§ Record extracts
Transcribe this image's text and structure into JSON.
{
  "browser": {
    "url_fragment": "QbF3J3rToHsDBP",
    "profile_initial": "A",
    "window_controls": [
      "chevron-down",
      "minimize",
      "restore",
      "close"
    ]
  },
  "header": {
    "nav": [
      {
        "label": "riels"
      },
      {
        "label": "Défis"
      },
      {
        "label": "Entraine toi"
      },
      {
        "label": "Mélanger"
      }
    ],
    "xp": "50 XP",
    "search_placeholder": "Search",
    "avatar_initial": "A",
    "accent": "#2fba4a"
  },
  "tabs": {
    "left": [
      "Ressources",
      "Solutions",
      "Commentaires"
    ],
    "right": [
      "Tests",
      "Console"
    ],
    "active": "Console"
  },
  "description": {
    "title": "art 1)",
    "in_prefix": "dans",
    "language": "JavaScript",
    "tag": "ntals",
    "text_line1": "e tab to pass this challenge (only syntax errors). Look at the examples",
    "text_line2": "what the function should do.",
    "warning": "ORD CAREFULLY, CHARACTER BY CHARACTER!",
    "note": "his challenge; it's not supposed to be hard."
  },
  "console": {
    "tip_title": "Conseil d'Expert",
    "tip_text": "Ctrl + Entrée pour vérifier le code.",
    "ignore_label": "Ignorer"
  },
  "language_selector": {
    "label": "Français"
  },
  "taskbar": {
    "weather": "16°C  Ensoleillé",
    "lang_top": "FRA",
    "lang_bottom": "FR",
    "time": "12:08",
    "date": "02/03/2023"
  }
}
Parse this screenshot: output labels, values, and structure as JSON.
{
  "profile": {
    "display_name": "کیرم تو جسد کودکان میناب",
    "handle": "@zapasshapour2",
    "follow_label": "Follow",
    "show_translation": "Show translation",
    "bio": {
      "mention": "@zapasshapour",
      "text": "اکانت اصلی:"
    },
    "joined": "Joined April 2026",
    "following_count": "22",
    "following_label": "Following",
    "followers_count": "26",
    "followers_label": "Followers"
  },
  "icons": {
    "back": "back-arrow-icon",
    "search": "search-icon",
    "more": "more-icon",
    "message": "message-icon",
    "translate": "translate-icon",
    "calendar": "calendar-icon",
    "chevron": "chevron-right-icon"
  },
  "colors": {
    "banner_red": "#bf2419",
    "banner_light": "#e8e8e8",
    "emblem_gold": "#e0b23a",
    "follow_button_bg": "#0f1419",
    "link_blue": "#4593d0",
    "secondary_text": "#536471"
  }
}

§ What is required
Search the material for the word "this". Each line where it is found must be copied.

§ Answer section
Transcribe this image's text and structure into JSON.
    "text_line1": "e tab to pass this challenge (only syntax errors). Look at the examples",
Parse this screenshot: output labels, values, and structure as JSON.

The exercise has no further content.